--- START ---
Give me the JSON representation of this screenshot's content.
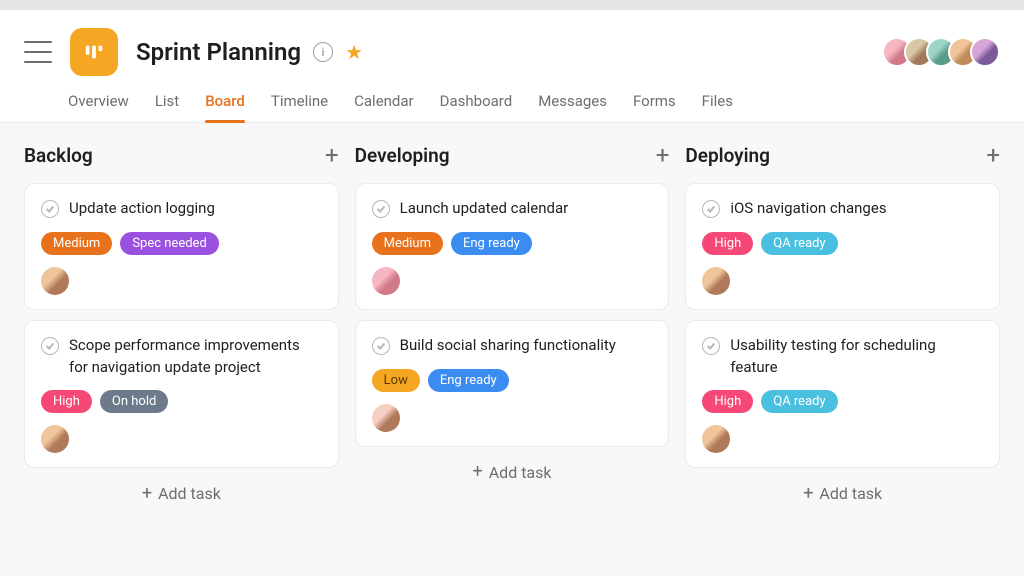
{
  "page": {
    "title": "Sprint Planning"
  },
  "tabs": {
    "overview": "Overview",
    "list": "List",
    "board": "Board",
    "timeline": "Timeline",
    "calendar": "Calendar",
    "dashboard": "Dashboard",
    "messages": "Messages",
    "forms": "Forms",
    "files": "Files"
  },
  "columns": {
    "backlog": {
      "title": "Backlog",
      "add": "Add task",
      "cards": [
        {
          "title": "Update action logging",
          "tags": [
            "Medium",
            "Spec needed"
          ]
        },
        {
          "title": "Scope performance improvements for navigation update project",
          "tags": [
            "High",
            "On hold"
          ]
        }
      ]
    },
    "developing": {
      "title": "Developing",
      "add": "Add task",
      "cards": [
        {
          "title": "Launch updated calendar",
          "tags": [
            "Medium",
            "Eng ready"
          ]
        },
        {
          "title": "Build social sharing functionality",
          "tags": [
            "Low",
            "Eng ready"
          ]
        }
      ]
    },
    "deploying": {
      "title": "Deploying",
      "add": "Add task",
      "cards": [
        {
          "title": "iOS navigation changes",
          "tags": [
            "High",
            "QA ready"
          ]
        },
        {
          "title": "Usability testing for scheduling feature",
          "tags": [
            "High",
            "QA ready"
          ]
        }
      ]
    }
  }
}
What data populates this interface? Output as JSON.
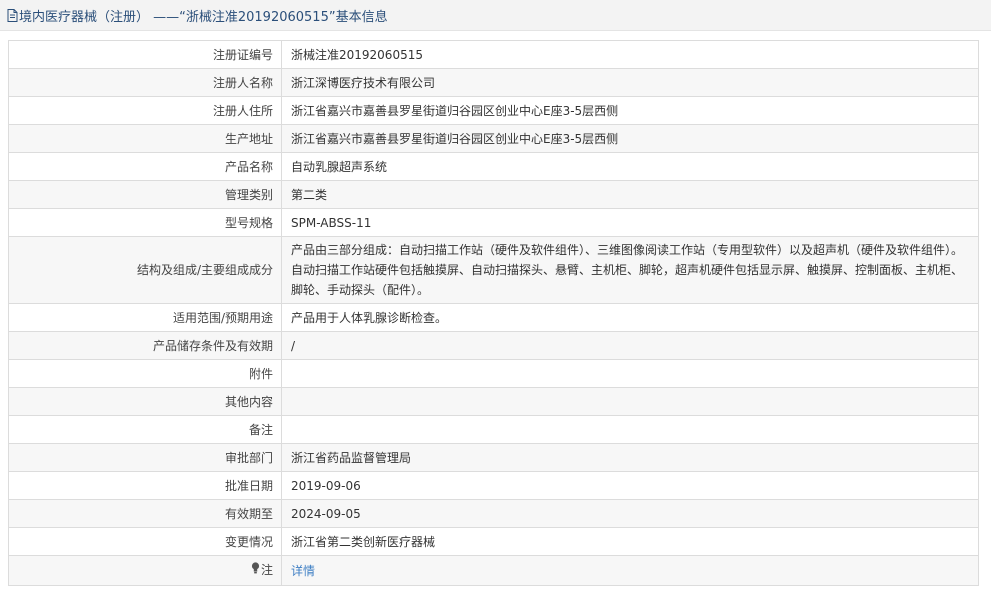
{
  "header": {
    "title": "境内医疗器械（注册） ——“浙械注准20192060515”基本信息"
  },
  "rows": [
    {
      "label": "注册证编号",
      "value": "浙械注准20192060515"
    },
    {
      "label": "注册人名称",
      "value": "浙江深博医疗技术有限公司"
    },
    {
      "label": "注册人住所",
      "value": "浙江省嘉兴市嘉善县罗星街道归谷园区创业中心E座3-5层西侧"
    },
    {
      "label": "生产地址",
      "value": "浙江省嘉兴市嘉善县罗星街道归谷园区创业中心E座3-5层西侧"
    },
    {
      "label": "产品名称",
      "value": "自动乳腺超声系统"
    },
    {
      "label": "管理类别",
      "value": "第二类"
    },
    {
      "label": "型号规格",
      "value": "SPM-ABSS-11"
    },
    {
      "label": "结构及组成/主要组成成分",
      "value": "产品由三部分组成：自动扫描工作站（硬件及软件组件）、三维图像阅读工作站（专用型软件）以及超声机（硬件及软件组件）。自动扫描工作站硬件包括触摸屏、自动扫描探头、悬臂、主机柜、脚轮，超声机硬件包括显示屏、触摸屏、控制面板、主机柜、脚轮、手动探头（配件）。"
    },
    {
      "label": "适用范围/预期用途",
      "value": "产品用于人体乳腺诊断检查。"
    },
    {
      "label": "产品储存条件及有效期",
      "value": "/"
    },
    {
      "label": "附件",
      "value": ""
    },
    {
      "label": "其他内容",
      "value": ""
    },
    {
      "label": "备注",
      "value": ""
    },
    {
      "label": "审批部门",
      "value": "浙江省药品监督管理局"
    },
    {
      "label": "批准日期",
      "value": "2019-09-06"
    },
    {
      "label": "有效期至",
      "value": "2024-09-05"
    },
    {
      "label": "变更情况",
      "value": "浙江省第二类创新医疗器械"
    }
  ],
  "note": {
    "label": "注",
    "icon": "lightbulb-icon",
    "link_text": "详情"
  },
  "colors": {
    "header_text": "#2b4f7a",
    "link": "#3f7fc4",
    "border": "#dcdcdc"
  }
}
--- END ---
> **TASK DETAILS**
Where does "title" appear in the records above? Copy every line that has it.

> **SOLUTION TO THIS TASK**
    "title": "Sprint Planning"
      "title": "Backlog",
          "title": "Update action logging",
          "title": "Scope performance improvements for navigation update project",
      "title": "Developing",
          "title": "Launch updated calendar",
          "title": "Build social sharing functionality",
      "title": "Deploying",
          "title": "iOS navigation changes",
          "title": "Usability testing for scheduling feature",
    "title": "境内医疗器械（注册） ——“浙械注准20192060515”基本信息"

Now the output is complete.